Tinnitus can occur a few times a month or many times in one day. It can last for a few moments or several hours, or it can be constant without relief – even while sleeping. People with tinnitus can experience anything from intermittent episodes that are not very bothersome to a constant noise that can negatively influence one’s daily life.
Is tinnitus real?
Tinnitus is very real, as it is a “sound” that is heard by the person experiencing it (subjective tinnitus), regardless of whether someone else can hear it (objective tinnitus). In fact, in MRI scans, magnetic imaging shows cerebral activity associated with auditory perception.
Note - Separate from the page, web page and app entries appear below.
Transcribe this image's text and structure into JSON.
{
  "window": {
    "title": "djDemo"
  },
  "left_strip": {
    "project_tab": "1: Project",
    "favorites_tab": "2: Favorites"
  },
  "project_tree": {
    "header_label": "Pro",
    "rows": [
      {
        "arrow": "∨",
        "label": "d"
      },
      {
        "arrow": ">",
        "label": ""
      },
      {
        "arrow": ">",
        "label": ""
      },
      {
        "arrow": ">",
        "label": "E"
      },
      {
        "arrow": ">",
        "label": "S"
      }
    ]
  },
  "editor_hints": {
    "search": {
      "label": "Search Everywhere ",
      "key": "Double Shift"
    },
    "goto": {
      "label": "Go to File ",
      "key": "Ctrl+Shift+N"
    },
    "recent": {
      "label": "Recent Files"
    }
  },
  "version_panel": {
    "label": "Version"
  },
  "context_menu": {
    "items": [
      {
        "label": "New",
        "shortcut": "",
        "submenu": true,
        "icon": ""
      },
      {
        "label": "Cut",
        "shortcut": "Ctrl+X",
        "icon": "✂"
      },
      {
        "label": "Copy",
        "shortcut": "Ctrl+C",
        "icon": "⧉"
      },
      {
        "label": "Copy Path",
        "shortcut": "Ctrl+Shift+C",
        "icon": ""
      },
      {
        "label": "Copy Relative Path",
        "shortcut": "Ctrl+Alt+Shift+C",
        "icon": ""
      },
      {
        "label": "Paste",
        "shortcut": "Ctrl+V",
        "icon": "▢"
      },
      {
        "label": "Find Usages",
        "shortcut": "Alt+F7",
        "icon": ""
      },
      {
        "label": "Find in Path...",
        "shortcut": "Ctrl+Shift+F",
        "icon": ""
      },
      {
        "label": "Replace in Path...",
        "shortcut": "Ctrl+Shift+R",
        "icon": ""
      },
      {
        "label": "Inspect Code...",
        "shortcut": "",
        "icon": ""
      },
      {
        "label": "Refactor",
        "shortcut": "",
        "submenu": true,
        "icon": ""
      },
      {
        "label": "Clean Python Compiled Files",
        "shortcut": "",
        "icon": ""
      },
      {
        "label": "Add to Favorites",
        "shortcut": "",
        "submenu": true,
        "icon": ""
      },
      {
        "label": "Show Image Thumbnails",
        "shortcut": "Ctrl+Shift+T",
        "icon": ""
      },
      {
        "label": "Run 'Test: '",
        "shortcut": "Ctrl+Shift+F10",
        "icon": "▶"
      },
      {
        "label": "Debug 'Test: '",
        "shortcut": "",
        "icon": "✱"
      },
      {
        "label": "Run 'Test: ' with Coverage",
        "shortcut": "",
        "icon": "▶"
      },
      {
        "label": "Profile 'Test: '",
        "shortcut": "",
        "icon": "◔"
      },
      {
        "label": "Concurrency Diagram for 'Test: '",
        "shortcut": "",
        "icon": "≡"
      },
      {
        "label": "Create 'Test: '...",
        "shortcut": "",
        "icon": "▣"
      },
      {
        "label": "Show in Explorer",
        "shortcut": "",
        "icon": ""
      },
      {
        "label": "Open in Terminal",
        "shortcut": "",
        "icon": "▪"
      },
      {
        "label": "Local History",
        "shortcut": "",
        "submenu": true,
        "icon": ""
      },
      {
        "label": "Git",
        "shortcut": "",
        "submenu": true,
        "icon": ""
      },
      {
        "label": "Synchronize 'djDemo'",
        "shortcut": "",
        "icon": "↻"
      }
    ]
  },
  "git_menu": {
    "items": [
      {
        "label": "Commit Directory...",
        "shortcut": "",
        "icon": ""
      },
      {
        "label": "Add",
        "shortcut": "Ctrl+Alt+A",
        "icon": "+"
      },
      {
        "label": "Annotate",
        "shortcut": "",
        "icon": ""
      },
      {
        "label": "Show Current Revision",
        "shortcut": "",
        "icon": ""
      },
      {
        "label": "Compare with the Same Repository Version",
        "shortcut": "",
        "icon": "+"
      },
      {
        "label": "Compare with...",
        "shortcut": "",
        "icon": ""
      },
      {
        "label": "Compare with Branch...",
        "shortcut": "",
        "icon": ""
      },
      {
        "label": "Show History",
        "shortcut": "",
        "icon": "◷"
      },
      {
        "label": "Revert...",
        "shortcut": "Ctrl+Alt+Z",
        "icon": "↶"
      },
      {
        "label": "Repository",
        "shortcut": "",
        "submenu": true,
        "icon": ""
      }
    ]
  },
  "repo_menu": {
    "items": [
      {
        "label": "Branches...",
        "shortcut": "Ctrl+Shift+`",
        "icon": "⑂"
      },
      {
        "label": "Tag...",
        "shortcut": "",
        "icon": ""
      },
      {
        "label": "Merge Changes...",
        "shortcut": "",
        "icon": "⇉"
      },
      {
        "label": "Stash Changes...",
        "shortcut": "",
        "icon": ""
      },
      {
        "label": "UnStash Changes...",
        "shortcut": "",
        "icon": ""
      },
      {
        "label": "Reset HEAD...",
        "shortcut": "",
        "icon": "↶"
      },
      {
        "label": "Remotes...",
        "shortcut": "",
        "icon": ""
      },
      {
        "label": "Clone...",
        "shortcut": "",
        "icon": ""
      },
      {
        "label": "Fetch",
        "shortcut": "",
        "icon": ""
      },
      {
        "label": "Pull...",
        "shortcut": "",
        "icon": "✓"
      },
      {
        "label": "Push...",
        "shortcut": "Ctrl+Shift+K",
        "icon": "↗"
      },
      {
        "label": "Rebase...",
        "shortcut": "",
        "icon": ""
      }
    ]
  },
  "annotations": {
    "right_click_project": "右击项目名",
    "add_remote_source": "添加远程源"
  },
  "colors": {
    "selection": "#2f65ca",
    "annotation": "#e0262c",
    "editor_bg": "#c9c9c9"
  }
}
Tinnitus should always be thought of as a symptom and not a disease – just as arm pain could be a symptom of an underlying fracture. And since tinnitus can be a sign of certain medical complications, it should never be dismissed or underestimated.
Tinnitus is generally accepted to have three defining characteristics. First, tinnitus is a perception of sound and therefore it must be audible to the patient. Second, it is involuntary and cannot be produced intentionally. Third, it must originate inside the head.
What can you do?
Although most cases of tinnitus are harmless and simply a by-product of a damaged hearing system, you should see a hearing care professional under any of the following circumstances:
- you have persistent tinnitus
- your tinnitus is only heard in one ear
- your tinnitus is accompanied by dizziness and/or balance problems
- tinnitus is affecting your day to day functioning
- your tinnitus is pulsatile (seems to beat in sync with your heartbeat)